Why Most Startups Fail (And How to Ensure Yours Doesn’t)
The majority of startups fail. Ninety percent of them, in fact. Between initial launch and the fifth year of business, 70 percent of startups go under.
While these numbers are the current reality, they don’t have to be your fate as a business owner. With careful planning and deep strategic thought, you can remain competitive and profitable for years to come.
Today, we’ll discuss where most startup founders and business owners go wrong, and how you can position yourself to stay in the game!
Most startups miss the mark
The number one reason startups plummet? Misreading the market.
A research study by CBInsights found that almost half of startups decide to close up shop because there is little to no market need for their product or service offerings. In other words, these brands did not accurately understand the needs of their target audience, let alone meet them.
Business owners are notorious for getting wrapped up in tactical efforts to engage with their target audience. Whether it’s the beautifully designed promotional materials, the perfectly polished website, or social media growth and engagement, “Shiny Object Syndrome” can quickly lure founders into a false sense of momentum. Most only awake from this state of being when they realize that their money is running low, and their ROI is nowhere to be found.
Regardless of what tactics you daydream about having in place, these efforts are not sustainable on their own, no matter how rewarding they feel today. Tactics are inefficient without a strong backbone: strategy.
Stay ahead of the curve
Believe it or not, stagnation doesn’t always look like standing still.
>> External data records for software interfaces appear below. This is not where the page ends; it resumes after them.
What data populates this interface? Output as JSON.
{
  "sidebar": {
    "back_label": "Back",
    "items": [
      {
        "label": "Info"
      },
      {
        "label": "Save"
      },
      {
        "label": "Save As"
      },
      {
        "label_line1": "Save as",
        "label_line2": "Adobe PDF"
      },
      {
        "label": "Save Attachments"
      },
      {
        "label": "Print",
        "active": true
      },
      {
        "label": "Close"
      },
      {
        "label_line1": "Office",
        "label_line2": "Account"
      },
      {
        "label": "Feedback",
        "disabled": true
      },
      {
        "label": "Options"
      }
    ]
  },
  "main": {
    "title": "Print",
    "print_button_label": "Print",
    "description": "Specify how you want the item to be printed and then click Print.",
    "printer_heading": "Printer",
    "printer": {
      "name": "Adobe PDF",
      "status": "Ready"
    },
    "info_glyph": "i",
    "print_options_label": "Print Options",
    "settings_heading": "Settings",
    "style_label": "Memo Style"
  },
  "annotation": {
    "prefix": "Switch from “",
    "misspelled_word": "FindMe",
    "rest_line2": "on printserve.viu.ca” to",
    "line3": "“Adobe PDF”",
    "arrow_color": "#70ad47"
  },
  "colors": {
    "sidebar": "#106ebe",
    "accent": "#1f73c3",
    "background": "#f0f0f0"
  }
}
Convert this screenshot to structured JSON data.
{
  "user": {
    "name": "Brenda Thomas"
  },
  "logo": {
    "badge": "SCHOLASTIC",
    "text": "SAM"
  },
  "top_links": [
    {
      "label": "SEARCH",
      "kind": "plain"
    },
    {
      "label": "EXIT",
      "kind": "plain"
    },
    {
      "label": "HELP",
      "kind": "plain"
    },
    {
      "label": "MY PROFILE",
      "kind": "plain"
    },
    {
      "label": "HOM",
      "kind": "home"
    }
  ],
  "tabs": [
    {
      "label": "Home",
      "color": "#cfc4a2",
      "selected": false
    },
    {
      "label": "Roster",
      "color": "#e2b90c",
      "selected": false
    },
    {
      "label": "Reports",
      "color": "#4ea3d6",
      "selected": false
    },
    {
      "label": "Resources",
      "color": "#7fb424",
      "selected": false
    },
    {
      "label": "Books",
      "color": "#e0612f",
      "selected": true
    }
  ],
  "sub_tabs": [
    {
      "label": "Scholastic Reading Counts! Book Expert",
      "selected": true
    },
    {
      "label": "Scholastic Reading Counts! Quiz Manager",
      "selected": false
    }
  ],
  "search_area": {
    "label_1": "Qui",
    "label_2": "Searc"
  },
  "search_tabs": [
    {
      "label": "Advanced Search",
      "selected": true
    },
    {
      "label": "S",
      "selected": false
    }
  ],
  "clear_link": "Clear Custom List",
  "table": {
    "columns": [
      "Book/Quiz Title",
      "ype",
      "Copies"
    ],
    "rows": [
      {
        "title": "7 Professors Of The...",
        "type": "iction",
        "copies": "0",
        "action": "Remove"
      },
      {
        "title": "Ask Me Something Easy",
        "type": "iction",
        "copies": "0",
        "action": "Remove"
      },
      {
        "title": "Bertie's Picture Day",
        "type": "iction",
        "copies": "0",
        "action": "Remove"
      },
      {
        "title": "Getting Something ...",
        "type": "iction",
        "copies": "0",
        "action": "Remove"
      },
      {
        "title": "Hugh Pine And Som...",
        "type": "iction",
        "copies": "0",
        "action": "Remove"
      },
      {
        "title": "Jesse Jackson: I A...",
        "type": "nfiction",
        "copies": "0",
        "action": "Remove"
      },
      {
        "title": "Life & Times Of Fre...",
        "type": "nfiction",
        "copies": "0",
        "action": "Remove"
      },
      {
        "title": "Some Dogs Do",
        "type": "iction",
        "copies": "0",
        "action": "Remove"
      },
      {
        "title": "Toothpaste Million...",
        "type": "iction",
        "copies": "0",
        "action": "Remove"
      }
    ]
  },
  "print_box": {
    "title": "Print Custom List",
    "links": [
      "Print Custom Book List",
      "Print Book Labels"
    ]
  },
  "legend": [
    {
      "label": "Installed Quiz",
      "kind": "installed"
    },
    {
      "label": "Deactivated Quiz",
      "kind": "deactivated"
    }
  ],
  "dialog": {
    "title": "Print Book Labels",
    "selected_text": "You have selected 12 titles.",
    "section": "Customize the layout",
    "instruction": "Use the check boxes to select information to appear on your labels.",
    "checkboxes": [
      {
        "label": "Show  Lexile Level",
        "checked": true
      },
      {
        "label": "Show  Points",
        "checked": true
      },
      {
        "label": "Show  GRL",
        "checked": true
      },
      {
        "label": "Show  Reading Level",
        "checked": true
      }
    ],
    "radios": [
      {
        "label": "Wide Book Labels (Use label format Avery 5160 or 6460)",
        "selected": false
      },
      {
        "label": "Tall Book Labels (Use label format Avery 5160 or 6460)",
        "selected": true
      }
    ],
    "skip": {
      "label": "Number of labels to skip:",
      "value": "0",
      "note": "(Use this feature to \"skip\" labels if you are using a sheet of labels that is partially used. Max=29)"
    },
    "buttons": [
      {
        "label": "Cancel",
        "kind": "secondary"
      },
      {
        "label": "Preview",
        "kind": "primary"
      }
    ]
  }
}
Maybe you consider
yourself to be a busy business owner, and maybe you are! However, if you are focusing your energy (and capital) in all of the wrong places, it doesn’t matter how much time and effort you put in. If your actions aren’t aligned with a larger brand picture, your frantic actions are just as detrimental as standing still (if not more so).
Working harder is not the same as working smarter. This is why my first step in working with clients is to help them slow down for strategy. Once a founder has created the space to think in this way, they can more effectively analyze and respond to the market dynamics that inform their results. Market findings are critical to a company’s trajectory, though most fail to even look!
Run a strategic marathon, not a tactical sprint
Founders often spend their days running tactical sprints. But a sprint, by definition, is short-lived. You set off to the races when you launch your startup, but what happens next? This lack of strategic planning is where many go wrong.
Yes, you must “startup,” as the name implies, but don’t slow down or stay put. If you want to be in business for the long game, you have to think about making your efforts last the course. This means understanding the market and your positioning within it and developing systems and processes that sustain you long-term.
Keep your finger on the pulse with competitive intelligence
As mentioned, most startups fail because they don’t effectively meet the demands of the market. This could mean misunderstanding the problem at hand or simply not developing an offering that resonates with the target audience.
From market dynamics to audience psychographics, market size to effective pricing, developing a competitive intelligence program takes the guesswork out of bringing your product or service to market. Moreover, it allows you to translate market research into practical results.
When you utilize research to orient your brand in the marketplace, you can more effectively answer this central question: what does my prospective customer really need?
Once you’ve got that answer on lock; you can map out your game plan. One that meets your audience where they actually are.
Business success isn’t about being lucky; it’s about being strategic. It’s about having a plan and effectively implementing it. As the age-old saying by Benjamin Franklin goes, if you fail to plan, you are planning to fail. And this is exactly why so many startups do!
If planning falls by the wayside, so will you. A high-level strategy is a requirement if you want to be one of the fortunate few.